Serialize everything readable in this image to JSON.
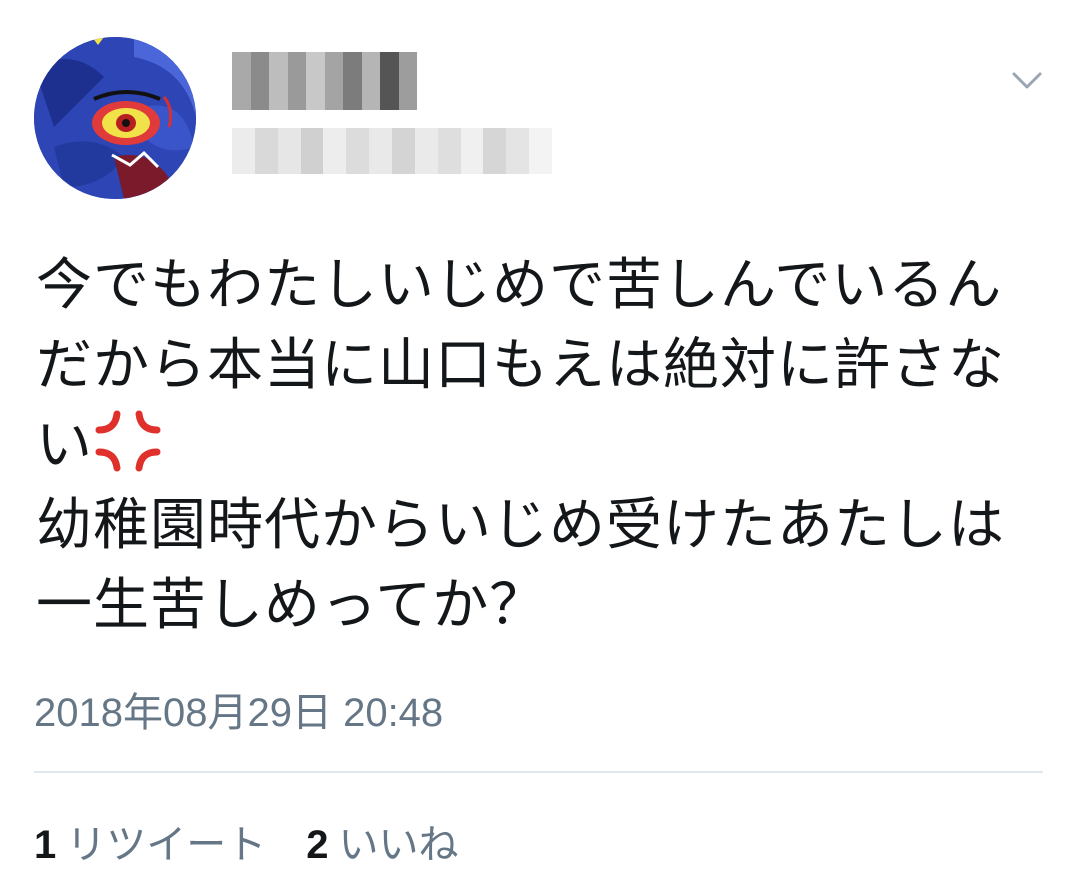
{
  "tweet": {
    "avatar_icon": "user-avatar-icon",
    "author_name": "",
    "author_handle": "",
    "text_before_emoji": "今でもわたしいじめで苦しんでいるんだから本当に山口もえは絶対に許さない",
    "emoji": "anger-symbol-icon",
    "text_after_emoji": "\n幼稚園時代からいじめ受けたあたしは一生苦しめってか？",
    "timestamp": "2018年08月29日 20:48",
    "menu_icon": "chevron-down-icon"
  },
  "stats": {
    "retweet_count": "1",
    "retweet_label": "リツイート",
    "like_count": "2",
    "like_label": "いいね"
  },
  "colors": {
    "text": "#14171a",
    "secondary_text": "#657786",
    "divider": "#e1e8ed",
    "anger_red": "#e0302b"
  }
}
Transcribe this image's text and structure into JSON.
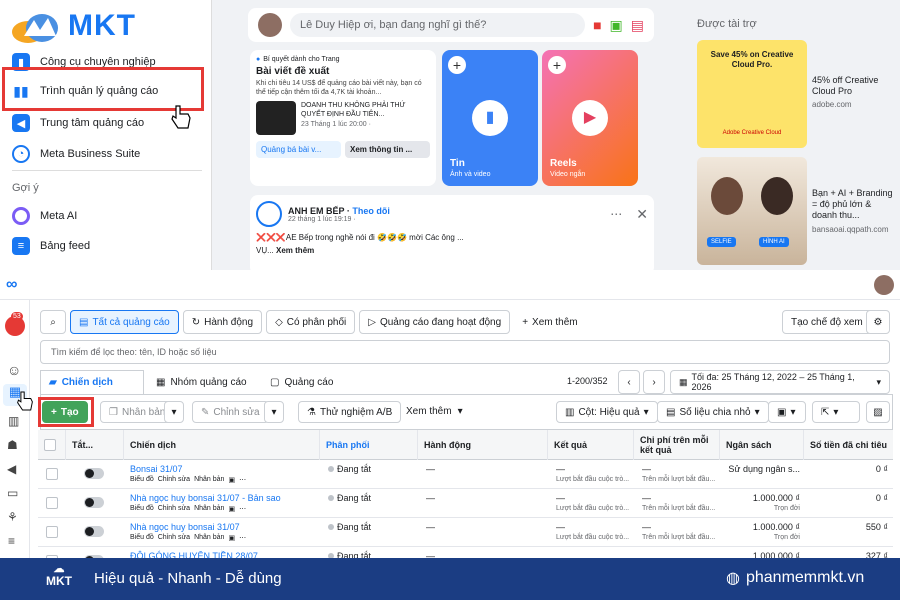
{
  "top": {
    "brand": "MKT",
    "sidebar": [
      {
        "label": "Công cụ chuyên nghiệp",
        "icon": "chart-icon"
      },
      {
        "label": "Trình quản lý quảng cáo",
        "icon": "bar-chart-icon"
      },
      {
        "label": "Trung tâm quảng cáo",
        "icon": "megaphone-icon"
      },
      {
        "label": "Meta Business Suite",
        "icon": "business-suite-icon"
      }
    ],
    "section_suggest": "Gợi ý",
    "suggest_items": [
      {
        "label": "Meta AI",
        "icon": "meta-ai-icon"
      },
      {
        "label": "Bảng feed",
        "icon": "feed-icon"
      }
    ],
    "composer_placeholder": "Lê Duy Hiệp ơi, bạn đang nghĩ gì thế?",
    "tip": {
      "small": "Bí quyết dành cho Trang",
      "title": "Bài viết đề xuất",
      "desc": "Khi chi tiêu 14 US$ để quảng cáo bài viết này, bạn có thể tiếp cận thêm tối đa 4,7K tài khoản...",
      "post_title": "DOANH THU KHÔNG PHẢI THỨ QUYẾT ĐỊNH ĐẦU TIÊN...",
      "post_date": "23 Tháng 1 lúc 20:00 · ",
      "btn_boost": "Quảng bá bài v...",
      "btn_insights": "Xem thông tin ..."
    },
    "story_blue": {
      "title": "Tin",
      "sub": "Ảnh và video"
    },
    "story_pink": {
      "title": "Reels",
      "sub": "Video ngắn"
    },
    "post": {
      "page": "ANH EM BẾP",
      "follow": "Theo dõi",
      "date": "22 tháng 1 lúc 19:19 · ",
      "text1": "❌❌❌AE Bếp trong nghề nói đi 🤣🤣🤣 mời Các ông ...",
      "text2": "VỤ...",
      "more": "Xem thêm"
    },
    "sponsored": "Được tài trợ",
    "ads": [
      {
        "img_title": "Save 45% on Creative Cloud Pro.",
        "img_sub": "Adobe Creative Cloud",
        "title": "45% off Creative Cloud Pro",
        "domain": "adobe.com"
      },
      {
        "img_label_1": "SELFIE",
        "img_label_2": "HÌNH AI",
        "title": "Bạn + AI + Branding = độ phủ lớn & doanh thu...",
        "domain": "bansaoai.qqpath.com"
      }
    ]
  },
  "ads_manager": {
    "notif_count": "53",
    "filter_chips": [
      "Tất cả quảng cáo",
      "Hành động",
      "Có phân phối",
      "Quảng cáo đang hoạt động"
    ],
    "see_more": "Xem thêm",
    "create_view": "Tạo chế độ xem",
    "search_placeholder": "Tìm kiếm để lọc theo: tên, ID hoặc số liệu",
    "tabs": [
      "Chiến dịch",
      "Nhóm quảng cáo",
      "Quảng cáo"
    ],
    "pagination": "1-200/352",
    "date_range": "Tối đa: 25 Tháng 12, 2022 – 25 Tháng 1, 2026",
    "toolbar": {
      "create": "Tạo",
      "duplicate": "Nhân bản",
      "edit": "Chỉnh sửa",
      "ab_test": "Thử nghiệm A/B",
      "more": "Xem thêm",
      "columns": "Cột: Hiệu quả",
      "breakdown": "Số liệu chia nhỏ"
    },
    "columns": [
      "Tắt...",
      "Chiến dịch",
      "Phân phối",
      "Hành động",
      "Kết quả",
      "Chi phí trên mỗi kết quả",
      "Ngân sách",
      "Số tiền đã chi tiêu"
    ],
    "row_actions": [
      "Biểu đồ",
      "Chỉnh sửa",
      "Nhân bản"
    ],
    "rows": [
      {
        "name": "Bonsai 31/07",
        "delivery": "Đang tắt",
        "action": "—",
        "result": "—",
        "result_sub": "Lượt bắt đầu cuộc trò...",
        "cost": "—",
        "cost_sub": "Trên mỗi lượt bắt đầu...",
        "budget": "Sử dụng ngân s...",
        "budget_sub": "",
        "spent": "0 ₫"
      },
      {
        "name": "Nhà ngọc huy bonsai 31/07 - Bản sao",
        "delivery": "Đang tắt",
        "action": "—",
        "result": "—",
        "result_sub": "Lượt bắt đầu cuộc trò...",
        "cost": "—",
        "cost_sub": "Trên mỗi lượt bắt đầu...",
        "budget": "1.000.000 ₫",
        "budget_sub": "Trọn đời",
        "spent": "0 ₫"
      },
      {
        "name": "Nhà ngọc huy bonsai 31/07",
        "delivery": "Đang tắt",
        "action": "—",
        "result": "—",
        "result_sub": "Lượt bắt đầu cuộc trò...",
        "cost": "—",
        "cost_sub": "Trên mỗi lượt bắt đầu...",
        "budget": "1.000.000 ₫",
        "budget_sub": "Trọn đời",
        "spent": "550 ₫"
      },
      {
        "name": "ĐỘI GÓNG HUYỆN TIỀN 28/07",
        "delivery": "Đang tắt",
        "action": "—",
        "result": "",
        "result_sub": "",
        "cost": "",
        "cost_sub": "",
        "budget": "1.000.000 ₫",
        "budget_sub": "",
        "spent": "327 ₫"
      }
    ]
  },
  "footer": {
    "logo": "MKT",
    "slogan": "Hiệu quả - Nhanh - Dễ dùng",
    "website": "phanmemmkt.vn"
  },
  "colors": {
    "accent": "#1877f2",
    "highlight": "#e53935",
    "create_green": "#42a35a",
    "footer_bg": "#1b3d83"
  }
}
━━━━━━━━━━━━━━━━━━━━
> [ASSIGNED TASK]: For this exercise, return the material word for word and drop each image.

> [RESPONSE BOX]:
Serialize everything readable in this image to JSON.
{
  "tweet": {
    "avatar_icon": "user-avatar-icon",
    "author_name": "",
    "author_handle": "",
    "text_before_emoji": "今でもわたしいじめで苦しんでいるんだから本当に山口もえは絶対に許さない",
    "emoji": "anger-symbol-icon",
    "text_after_emoji": "\n幼稚園時代からいじめ受けたあたしは一生苦しめってか？",
    "timestamp": "2018年08月29日 20:48",
    "menu_icon": "chevron-down-icon"
  },
  "stats": {
    "retweet_count": "1",
    "retweet_label": "リツイート",
    "like_count": "2",
    "like_label": "いいね"
  },
  "colors": {
    "text": "#14171a",
    "secondary_text": "#657786",
    "divider": "#e1e8ed",
    "anger_red": "#e0302b"
  }
}
Transcribe this image's text and structure into JSON.
{
  "top": {
    "brand": "MKT",
    "sidebar": [
      {
        "label": "Công cụ chuyên nghiệp",
        "icon": "chart-icon"
      },
      {
        "label": "Trình quản lý quảng cáo",
        "icon": "bar-chart-icon"
      },
      {
        "label": "Trung tâm quảng cáo",
        "icon": "megaphone-icon"
      },
      {
        "label": "Meta Business Suite",
        "icon": "business-suite-icon"
      }
    ],
    "section_suggest": "Gợi ý",
    "suggest_items": [
      {
        "label": "Meta AI",
        "icon": "meta-ai-icon"
      },
      {
        "label": "Bảng feed",
        "icon": "feed-icon"
      }
    ],
    "composer_placeholder": "Lê Duy Hiệp ơi, bạn đang nghĩ gì thế?",
    "tip": {
      "small": "Bí quyết dành cho Trang",
      "title": "Bài viết đề xuất",
      "desc": "Khi chi tiêu 14 US$ để quảng cáo bài viết này, bạn có thể tiếp cận thêm tối đa 4,7K tài khoản...",
      "post_title": "DOANH THU KHÔNG PHẢI THỨ QUYẾT ĐỊNH ĐẦU TIÊN...",
      "post_date": "23 Tháng 1 lúc 20:00 · ",
      "btn_boost": "Quảng bá bài v...",
      "btn_insights": "Xem thông tin ..."
    },
    "story_blue": {
      "title": "Tin",
      "sub": "Ảnh và video"
    },
    "story_pink": {
      "title": "Reels",
      "sub": "Video ngắn"
    },
    "post": {
      "page": "ANH EM BẾP",
      "follow": "Theo dõi",
      "date": "22 tháng 1 lúc 19:19 · ",
      "text1": "❌❌❌AE Bếp trong nghề nói đi 🤣🤣🤣 mời Các ông ...",
      "text2": "VỤ...",
      "more": "Xem thêm"
    },
    "sponsored": "Được tài trợ",
    "ads": [
      {
        "img_title": "Save 45% on Creative Cloud Pro.",
        "img_sub": "Adobe Creative Cloud",
        "title": "45% off Creative Cloud Pro",
        "domain": "adobe.com"
      },
      {
        "img_label_1": "SELFIE",
        "img_label_2": "HÌNH AI",
        "title": "Bạn + AI + Branding = độ phủ lớn & doanh thu...",
        "domain": "bansaoai.qqpath.com"
      }
    ]
  },
  "ads_manager": {
    "notif_count": "53",
    "filter_chips": [
      "Tất cả quảng cáo",
      "Hành động",
      "Có phân phối",
      "Quảng cáo đang hoạt động"
    ],
    "see_more": "Xem thêm",
    "create_view": "Tạo chế độ xem",
    "search_placeholder": "Tìm kiếm để lọc theo: tên, ID hoặc số liệu",
    "tabs": [
      "Chiến dịch",
      "Nhóm quảng cáo",
      "Quảng cáo"
    ],
    "pagination": "1-200/352",
    "date_range": "Tối đa: 25 Tháng 12, 2022 – 25 Tháng 1, 2026",
    "toolbar": {
      "create": "Tạo",
      "duplicate": "Nhân bản",
      "edit": "Chỉnh sửa",
      "ab_test": "Thử nghiệm A/B",
      "more": "Xem thêm",
      "columns": "Cột: Hiệu quả",
      "breakdown": "Số liệu chia nhỏ"
    },
    "columns": [
      "Tắt...",
      "Chiến dịch",
      "Phân phối",
      "Hành động",
      "Kết quả",
      "Chi phí trên mỗi kết quả",
      "Ngân sách",
      "Số tiền đã chi tiêu"
    ],
    "row_actions": [
      "Biểu đồ",
      "Chỉnh sửa",
      "Nhân bản"
    ],
    "rows": [
      {
        "name": "Bonsai 31/07",
        "delivery": "Đang tắt",
        "action": "—",
        "result": "—",
        "result_sub": "Lượt bắt đầu cuộc trò...",
        "cost": "—",
        "cost_sub": "Trên mỗi lượt bắt đầu...",
        "budget": "Sử dụng ngân s...",
        "budget_sub": "",
        "spent": "0 ₫"
      },
      {
        "name": "Nhà ngọc huy bonsai 31/07 - Bản sao",
        "delivery": "Đang tắt",
        "action": "—",
        "result": "—",
        "result_sub": "Lượt bắt đầu cuộc trò...",
        "cost": "—",
        "cost_sub": "Trên mỗi lượt bắt đầu...",
        "budget": "1.000.000 ₫",
        "budget_sub": "Trọn đời",
        "spent": "0 ₫"
      },
      {
        "name": "Nhà ngọc huy bonsai 31/07",
        "delivery": "Đang tắt",
        "action": "—",
        "result": "—",
        "result_sub": "Lượt bắt đầu cuộc trò...",
        "cost": "—",
        "cost_sub": "Trên mỗi lượt bắt đầu...",
        "budget": "1.000.000 ₫",
        "budget_sub": "Trọn đời",
        "spent": "550 ₫"
      },
      {
        "name": "ĐỘI GÓNG HUYỆN TIỀN 28/07",
        "delivery": "Đang tắt",
        "action": "—",
        "result": "",
        "result_sub": "",
        "cost": "",
        "cost_sub": "",
        "budget": "1.000.000 ₫",
        "budget_sub": "",
        "spent": "327 ₫"
      }
    ]
  },
  "footer": {
    "logo": "MKT",
    "slogan": "Hiệu quả - Nhanh - Dễ dùng",
    "website": "phanmemmkt.vn"
  },
  "colors": {
    "accent": "#1877f2",
    "highlight": "#e53935",
    "create_green": "#42a35a",
    "footer_bg": "#1b3d83"
  }
}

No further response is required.